Sandra Wenceslao: UCLA should create multiyear financial aid program to lower student stress
December 4, 2017 1:33 am
Excitement, cheers, tears of joy. Maybe even some coherent sentences. These are typically prospective students’ initial reactions to finding out they’ve been accepted to UCLA.
But reality kicks in later, when these students have to figure out how to pay tuition and housing costs, and when they must work up the courage to open their first financial aid package and find out if they’ll be paying out of pocket or taking out loans.
As of now, students are signing on to attend universities like UCLA for two or four years, but are only given, if eligible, financial aid packages that last for one year at a time. Low-income students whose families’ financial situations fluctuate are left searching for ways to meet payment deadlines each year.
In their November meeting, the University of California Board of Regents said it was looking to expand the UC’s financial aid program to provide such things as multiyear financial aid packages and summer grants to students. The UC’s Total Cost of Attendance Working Group, a group that includes administrators and UC regents, examined UC Santa Barbara’s Promise Scholars Program, a pilot scholarship that offers multiyear financial aid awards for select freshmen and transfer students. The working group suggested the UC Office of the President work with campus administrations to expand the program.

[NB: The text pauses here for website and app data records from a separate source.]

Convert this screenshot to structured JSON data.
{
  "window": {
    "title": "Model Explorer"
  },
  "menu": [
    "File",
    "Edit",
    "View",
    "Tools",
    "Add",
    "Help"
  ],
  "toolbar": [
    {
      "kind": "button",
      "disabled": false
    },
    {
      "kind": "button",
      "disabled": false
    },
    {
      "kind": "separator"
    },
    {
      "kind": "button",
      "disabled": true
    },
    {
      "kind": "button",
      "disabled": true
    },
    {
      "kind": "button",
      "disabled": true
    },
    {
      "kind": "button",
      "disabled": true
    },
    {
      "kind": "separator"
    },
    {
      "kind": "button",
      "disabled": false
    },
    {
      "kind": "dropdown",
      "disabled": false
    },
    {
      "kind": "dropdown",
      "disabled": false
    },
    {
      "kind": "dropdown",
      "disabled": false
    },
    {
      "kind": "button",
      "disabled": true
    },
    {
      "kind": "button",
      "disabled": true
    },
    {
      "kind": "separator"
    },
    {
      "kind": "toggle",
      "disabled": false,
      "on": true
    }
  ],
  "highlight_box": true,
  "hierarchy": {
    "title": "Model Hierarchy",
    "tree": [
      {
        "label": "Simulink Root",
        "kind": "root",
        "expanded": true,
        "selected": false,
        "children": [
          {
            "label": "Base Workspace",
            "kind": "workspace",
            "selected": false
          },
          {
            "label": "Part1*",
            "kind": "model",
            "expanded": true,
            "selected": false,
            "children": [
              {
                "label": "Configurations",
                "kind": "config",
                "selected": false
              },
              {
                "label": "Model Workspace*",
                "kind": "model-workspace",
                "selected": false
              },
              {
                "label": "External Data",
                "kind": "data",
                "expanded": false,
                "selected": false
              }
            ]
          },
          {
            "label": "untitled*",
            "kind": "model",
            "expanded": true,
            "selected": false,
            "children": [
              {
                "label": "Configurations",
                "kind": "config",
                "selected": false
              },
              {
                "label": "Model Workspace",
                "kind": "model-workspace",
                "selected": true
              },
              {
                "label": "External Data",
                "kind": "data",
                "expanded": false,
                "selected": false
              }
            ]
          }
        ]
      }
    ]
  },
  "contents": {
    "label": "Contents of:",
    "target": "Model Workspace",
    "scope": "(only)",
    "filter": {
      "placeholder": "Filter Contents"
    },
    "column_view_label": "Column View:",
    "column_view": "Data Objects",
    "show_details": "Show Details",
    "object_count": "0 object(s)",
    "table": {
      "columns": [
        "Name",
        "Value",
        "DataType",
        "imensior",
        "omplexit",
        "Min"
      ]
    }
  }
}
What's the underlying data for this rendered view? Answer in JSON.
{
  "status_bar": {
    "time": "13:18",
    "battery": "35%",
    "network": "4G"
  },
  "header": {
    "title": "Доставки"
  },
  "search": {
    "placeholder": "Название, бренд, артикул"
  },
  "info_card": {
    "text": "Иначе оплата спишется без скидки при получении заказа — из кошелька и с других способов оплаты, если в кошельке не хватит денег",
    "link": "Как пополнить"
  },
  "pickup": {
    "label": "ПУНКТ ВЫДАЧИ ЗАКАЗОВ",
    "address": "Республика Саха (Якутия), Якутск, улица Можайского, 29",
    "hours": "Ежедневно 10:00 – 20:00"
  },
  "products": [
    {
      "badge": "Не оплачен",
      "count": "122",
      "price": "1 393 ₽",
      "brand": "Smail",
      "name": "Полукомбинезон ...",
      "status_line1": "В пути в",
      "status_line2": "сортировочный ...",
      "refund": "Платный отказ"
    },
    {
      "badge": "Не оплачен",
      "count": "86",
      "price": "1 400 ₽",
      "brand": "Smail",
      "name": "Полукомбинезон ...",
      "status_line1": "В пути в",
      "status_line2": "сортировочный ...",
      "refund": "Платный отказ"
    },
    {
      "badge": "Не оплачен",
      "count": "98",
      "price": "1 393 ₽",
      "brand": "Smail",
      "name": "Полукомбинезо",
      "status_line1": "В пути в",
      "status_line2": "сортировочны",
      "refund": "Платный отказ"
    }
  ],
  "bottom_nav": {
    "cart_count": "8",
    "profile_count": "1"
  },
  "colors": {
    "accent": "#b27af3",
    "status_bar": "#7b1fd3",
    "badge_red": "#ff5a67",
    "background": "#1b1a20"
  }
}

The Promise Scholars Program is indeed a promising program. Multiyear financial aid programs would give students a predicted budget they could use to plan their financial futures.
UCLA should adopt a program similar to UCSB’s and offer low-income students a multiyear financial aid plan that accounts for tuition hikes and changes in students’ financial situations. For instance, if a student’s financial circumstances change, the multiyear plan should be flexible and adjust accordingly.
The Promise Scholars Program currently offers some incoming freshmen a minimum of $120,000 in aid for four years and some transfer students a minimum of $60,000 in aid for two years. UC Merced hopes to launch a similar program in the fall of 2018.
UCOP spokesperson Stephanie Beechem said the Promise Scholars Program model could plausibly be expanded to multiple UC campuses.
“UC Santa Barbara found that (its) lowest income students did not typically see significant changes in their financial aid eligibility from year to year, which makes offering multiyear aid packages feasible,” she added.
Tuition hikes can drastically change students’ lives. Financial aid recipients have to reroute aid money normally used to pay for textbooks and other supplies to more important things like actually staying enrolled in school. And it’s understandable that this can put stress on students, since there’s no knowing what each year’s tuition will look like while they’re enrolled at UCLA.
This financial uncertainty especially applies to student housing. Housing affordability is dramatically affected by fluctuations in year-to-year financial aid plans. Some students can afford to pay for housing one year and but not the year after, and some are forced as a result to commute from somewhere far from campus. Bruins’ physical and mental health are put in jeopardy because of this added stress.
For example, Daisy Saucedo, a third-year English student, said her family’s financial situation dramatically changed after her first year at UCLA. She said this left her worried about how much aid she would be receiving from the university. She now commutes from home to save costs, despite living on campus her first year.
“I began to question my housing situation – as in considering (commuting) my second year to save money and not take on a loan,” Saucedo said.
Gabriela Gomez, a third-year biology student faced a similar ordeal. She lived on campus her first year, but had to pay about half of her housing costs out of pocket even with the financial aid she received. In her second year, she chose to commute because she didn’t want to burden her parents.
Gomez said a multiyear plan would allow her to know what financial aid she would receive the next year and therefore make the decision on whether she should commute or live closer to campus. She added she wouldn’t have to make decisions founded on uncertainty if such an aid program was offered.
As such, UCLA should create a financial aid program similar to UCSB’s. Implementing this kind of program would make tuition hikes manageable for students, as there wouldn’t be any unexpected fluctuations in the aid they receive. Such a plan should be flexible enough to take into account any changes in students’ financial conditions.
Students would be able plan ahead and see whether loans will be necessary or if they should seek out scholarships to finance their higher education. Creating such a program will no doubt be difficult, but UCLA could pilot a program, much like UC Merced is, to iron out the logistics of such a plan.
Having an estimated financial aid package for a student’s entire college term can alleviate their doubts and financial uncertainties. It can assure them that UCLA was the correct choice.